    I'd suggest dense straight line quilting in the negative spaces, vertical in the black spaces and horizontal in the white ones. That why your colour blocks will pop out even more!
    Make sure you let us see the final result as well!

  2. I love how you think and how well you describe the process. Straight quilting lines appeal to me too; I think it's called channel quilting, and your walking foot should be perfect for doing that.

    How do you plan to bind and back this?

  3. I like your thought process, too, adding the band of white across the middle kept the right hand white Soave from looking like an H. I kept seeing a Sideways T and an H. The mix of black and whote really gives it the dimension that all white wouldn't have. Good job. I have yet to attempt a modern quilt. Btw you can always make doll quilts with leftovers.

  4. This is so much more interesting than what you started with!

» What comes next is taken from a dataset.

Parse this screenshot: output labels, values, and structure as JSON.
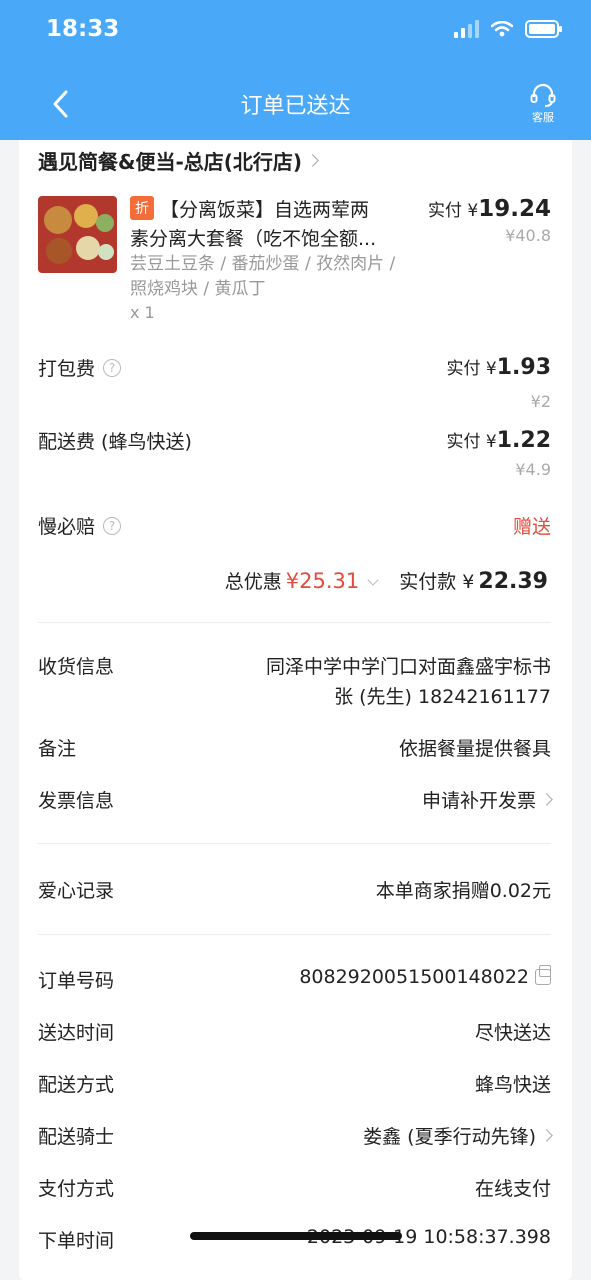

I like straight horizontal lines for this; maybe vary the width on the white and the black?

  5. I'm glad you obeyed your inner voice. I love the way you got to the end result. I too like Zoanna can see letters. My first thought was HI, reading from the right of quilt.
    I don't know how to quilt it. I also don't fm, I use a walking foot and manipulate that in ways it should never be manipulated. Broke quite a few in my time. Good luck in whatever you decide to do. I know it will be extraordinary.

  6. Preeti, this is wonderful! I loved reading about your process! Way to go on your first modern quilt :) As for quilting, you could easily do this with a walking foot and it would look great! Oh, you must get a darning foot and dip your toes into the FMQing pond of loveliness!! With time and practice and your creative genius, you would be doing amazing things in little time!!

  7. There are many things you can do with your little modern quilt top and straight line quilting is definitely one. Why not go to the Modern Quilt Guild gallery ( and check out some of their straight line quilting photos. There are lots of others, also, try Flickr and Instagram.

  8. Check out Tallgrass Prarie Studios for AWESOME straight line quilting! But I'm with Judy from Quilt Paridigm! Learn to's sooooooo much fun!
    I like your finished top, but I really liked the sideways V looking one best!